I am a fungal biologist and have been studying various groups of Fungi, the second largest kingdom of eukaryotic life. An estimated 1.5 million species of Fungi comprise a diverse group of organisms that have vital functions as decomposers, pathogens, and as components of other symbioses in biomes, but after two centuries of active study, only about 10 % of these prognosticated fungal species have been discovered by scientists. Plant-fungus symbiotic associations are very common but many plant associated fungal communities have not been sampled. Huge gaps persist in our understanding of fungal biodiversity, evolution and function. My long-term goal is to contribute to resolving vital principles for the study of evolution, biodiversity and functions of Fungi, especially those that are associated with grasses.
I have three primary research interests that are intrinsically linked to each other:

  1. Fungal systematics and evolution; We currently are working on taxonomy, biodiversity and genomics for Magnaporthales, an ascomyceteous fungal order that contains several important plant pathogens, including the rice blast fungus take-all pathogen of cereals, and the summer patch pathogen of turfgrass. We have been building a publicly accessible: e-monograph of Magnaporthales fungi (, which is supported by the National Science Foundation. This monograph includes all accepted species names in Magnaporthales; species description, diagnostic illustration, type designation, host range, and geographical distribution for representative taxa; Genbank accession numbers for DNA barcode and other genes, links to the genome databases; and dichotomous keys. The Magnaporthales e-monograph provides free access on updated taxonomic, biogeography and molecular data to researchers and the broader user communities worldwide, and aims to facilitate the future work on systematics, biodiversity, evolution, genetics, plant protection and quarantine. Other useful links include the Fungal Genome Initiative ( and the Magnaporthales Names Blog (
  2. Fungal biodiversity and their functional role in the ecosystem;
    1. Biodiversity, DNA barcoding, and functions of fungi in Pine Barrens and other ecosystems
    2. Exploring and evaluating the significance of root-associated fungi and microbes to switchgrass production
  3. Development of novel molecular methods for rapid diagnosis of pathogenic fungi.
    New pathogens are emerging all the time and many known pathogens are fast evolving due to dramatic climate change, host switching, and frequent transportation by humans. I am interested in developing new molecular methods for rapid pathogen detection and identification. We are currently developing a Turf PathoCHIP (array based method) and real-time PCR for turfgrass and other plant pathogens.

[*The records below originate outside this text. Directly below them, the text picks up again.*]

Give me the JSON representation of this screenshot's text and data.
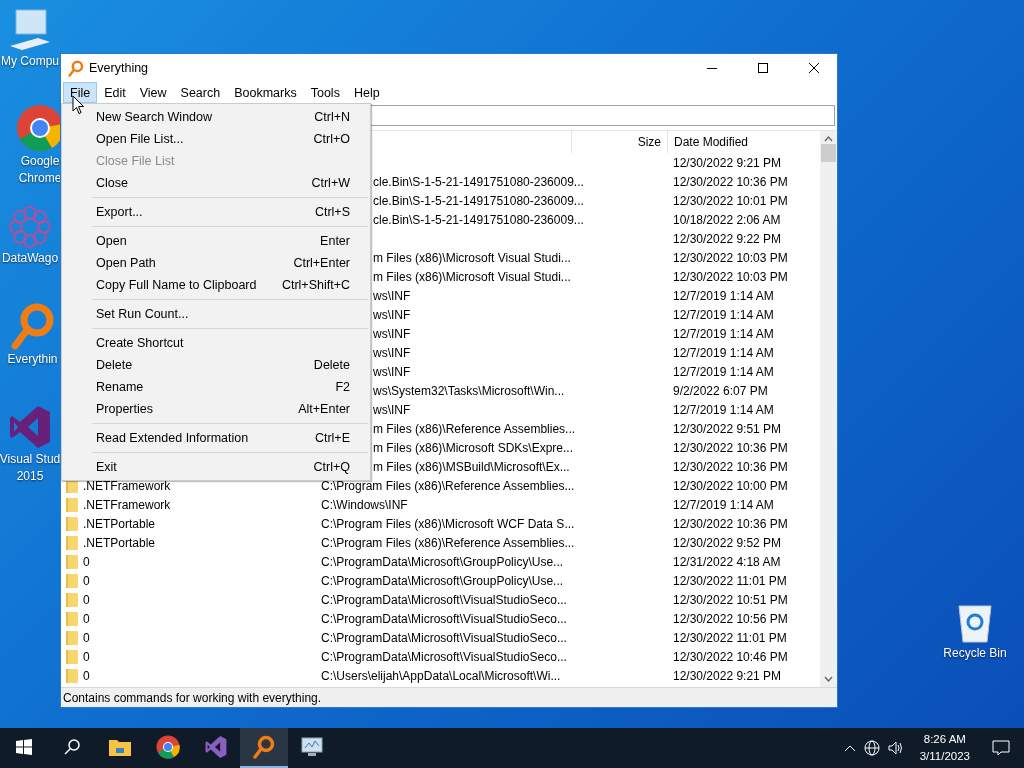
{
  "desktop_icons": [
    {
      "kind": "computer",
      "lines": [
        "My Compu"
      ]
    },
    {
      "kind": "chrome",
      "lines": [
        "Google",
        "Chrome"
      ]
    },
    {
      "kind": "network",
      "lines": [
        "DataWago"
      ]
    },
    {
      "kind": "everything",
      "lines": [
        "Everythin"
      ]
    },
    {
      "kind": "vs",
      "lines": [
        "Visual Stud",
        "2015"
      ]
    },
    {
      "kind": "recycle",
      "lines": [
        "Recycle Bin"
      ]
    }
  ],
  "window": {
    "title": "Everything"
  },
  "menu_bar": [
    {
      "label": "File",
      "selected": true
    },
    {
      "label": "Edit",
      "selected": false
    },
    {
      "label": "View",
      "selected": false
    },
    {
      "label": "Search",
      "selected": false
    },
    {
      "label": "Bookmarks",
      "selected": false
    },
    {
      "label": "Tools",
      "selected": false
    },
    {
      "label": "Help",
      "selected": false
    }
  ],
  "file_menu": [
    {
      "kind": "item",
      "label": "New Search Window",
      "shortcut": "Ctrl+N",
      "disabled": false
    },
    {
      "kind": "item",
      "label": "Open File List...",
      "shortcut": "Ctrl+O",
      "disabled": false
    },
    {
      "kind": "item",
      "label": "Close File List",
      "disabled": true
    },
    {
      "kind": "item",
      "label": "Close",
      "shortcut": "Ctrl+W",
      "disabled": false
    },
    {
      "kind": "separator"
    },
    {
      "kind": "item",
      "label": "Export...",
      "shortcut": "Ctrl+S",
      "disabled": false
    },
    {
      "kind": "separator"
    },
    {
      "kind": "item",
      "label": "Open",
      "shortcut": "Enter",
      "disabled": false
    },
    {
      "kind": "item",
      "label": "Open Path",
      "shortcut": "Ctrl+Enter",
      "disabled": false
    },
    {
      "kind": "item",
      "label": "Copy Full Name to Clipboard",
      "shortcut": "Ctrl+Shift+C",
      "disabled": false
    },
    {
      "kind": "separator"
    },
    {
      "kind": "item",
      "label": "Set Run Count...",
      "disabled": false
    },
    {
      "kind": "separator"
    },
    {
      "kind": "item",
      "label": "Create Shortcut",
      "disabled": false
    },
    {
      "kind": "item",
      "label": "Delete",
      "shortcut": "Delete",
      "disabled": false
    },
    {
      "kind": "item",
      "label": "Rename",
      "shortcut": "F2",
      "disabled": false
    },
    {
      "kind": "item",
      "label": "Properties",
      "shortcut": "Alt+Enter",
      "disabled": false
    },
    {
      "kind": "separator"
    },
    {
      "kind": "item",
      "label": "Read Extended Information",
      "shortcut": "Ctrl+E",
      "disabled": false
    },
    {
      "kind": "separator"
    },
    {
      "kind": "item",
      "label": "Exit",
      "shortcut": "Ctrl+Q",
      "disabled": false
    }
  ],
  "table": {
    "columns": [
      "Size",
      "Date Modified"
    ],
    "rows": [
      {
        "date": "12/30/2022 9:21 PM"
      },
      {
        "path": "cle.Bin\\S-1-5-21-1491751080-236009...",
        "date": "12/30/2022 10:36 PM"
      },
      {
        "path": "cle.Bin\\S-1-5-21-1491751080-236009...",
        "date": "12/30/2022 10:01 PM"
      },
      {
        "path": "cle.Bin\\S-1-5-21-1491751080-236009...",
        "date": "10/18/2022 2:06 AM"
      },
      {
        "date": "12/30/2022 9:22 PM"
      },
      {
        "path": "m Files (x86)\\Microsoft Visual Studi...",
        "date": "12/30/2022 10:03 PM"
      },
      {
        "path": "m Files (x86)\\Microsoft Visual Studi...",
        "date": "12/30/2022 10:03 PM"
      },
      {
        "path": "ws\\INF",
        "date": "12/7/2019 1:14 AM"
      },
      {
        "path": "ws\\INF",
        "date": "12/7/2019 1:14 AM"
      },
      {
        "path": "ws\\INF",
        "date": "12/7/2019 1:14 AM"
      },
      {
        "path": "ws\\INF",
        "date": "12/7/2019 1:14 AM"
      },
      {
        "path": "ws\\INF",
        "date": "12/7/2019 1:14 AM"
      },
      {
        "path": "ws\\System32\\Tasks\\Microsoft\\Win...",
        "date": "9/2/2022 6:07 PM"
      },
      {
        "path": "ws\\INF",
        "date": "12/7/2019 1:14 AM"
      },
      {
        "path": "m Files (x86)\\Reference Assemblies...",
        "date": "12/30/2022 9:51 PM"
      },
      {
        "path": "m Files (x86)\\Microsoft SDKs\\Expre...",
        "date": "12/30/2022 10:36 PM"
      },
      {
        "path": "m Files (x86)\\MSBuild\\Microsoft\\Ex...",
        "date": "12/30/2022 10:36 PM"
      },
      {
        "name": ".NETFramework",
        "path": "C:\\Program Files (x86)\\Reference Assemblies...",
        "date": "12/30/2022 10:00 PM"
      },
      {
        "name": ".NETFramework",
        "path": "C:\\Windows\\INF",
        "date": "12/7/2019 1:14 AM"
      },
      {
        "name": ".NETPortable",
        "path": "C:\\Program Files (x86)\\Microsoft WCF Data S...",
        "date": "12/30/2022 10:36 PM"
      },
      {
        "name": ".NETPortable",
        "path": "C:\\Program Files (x86)\\Reference Assemblies...",
        "date": "12/30/2022 9:52 PM"
      },
      {
        "name": "0",
        "path": "C:\\ProgramData\\Microsoft\\GroupPolicy\\Use...",
        "date": "12/31/2022 4:18 AM"
      },
      {
        "name": "0",
        "path": "C:\\ProgramData\\Microsoft\\GroupPolicy\\Use...",
        "date": "12/30/2022 11:01 PM"
      },
      {
        "name": "0",
        "path": "C:\\ProgramData\\Microsoft\\VisualStudioSeco...",
        "date": "12/30/2022 10:51 PM"
      },
      {
        "name": "0",
        "path": "C:\\ProgramData\\Microsoft\\VisualStudioSeco...",
        "date": "12/30/2022 10:56 PM"
      },
      {
        "name": "0",
        "path": "C:\\ProgramData\\Microsoft\\VisualStudioSeco...",
        "date": "12/30/2022 11:01 PM"
      },
      {
        "name": "0",
        "path": "C:\\ProgramData\\Microsoft\\VisualStudioSeco...",
        "date": "12/30/2022 10:46 PM"
      },
      {
        "name": "0",
        "path": "C:\\Users\\elijah\\AppData\\Local\\Microsoft\\Wi...",
        "date": "12/30/2022 9:21 PM"
      }
    ]
  },
  "status_bar": "Contains commands for working with everything.",
  "taskbar": [
    {
      "kind": "start",
      "selected": false
    },
    {
      "kind": "search",
      "selected": false
    },
    {
      "kind": "explorer",
      "selected": false
    },
    {
      "kind": "chrome",
      "selected": false
    },
    {
      "kind": "vs",
      "selected": false
    },
    {
      "kind": "everything",
      "selected": true
    },
    {
      "kind": "monitor",
      "selected": false
    }
  ],
  "clock": {
    "time": "8:26 AM",
    "date": "3/11/2023"
  }
}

Title and Address

Department of Plant Biology
School of Environmental and Biological Sciences,
Rutgers, The State University of New Jersey
Primary Focus Area: Fungal biodiversity, evolution and functions
Secondary Focus Area: Fungal genomics, microbiome, molecular detection of fungal pathogens on turfgrass

Lab members:
Alexis Faulborn (2022-present)
Peninah Feldman (2017-present)
Glen Groben (2016-2022, graduated PhD)
Molly Bindell (2011-2019, graduated PhD)
Liang Cheng (2011-2015, graduated MS)
Dr. Jing Luo (September 2011-present)
Nimmi Rajmohan (2012 graduated PhD) co-advised
Stephen Miller (2009-2015, Graduated PhD)
Dr. Evans Njambere (November 2009-November 2012, now in DuPont)
Emily Walsh (November 2009-present) lab manager
Shuang Zhao (2009-2011, graduated PhD) co-advised
Suli Hu (February 2009-October 2009) lab technician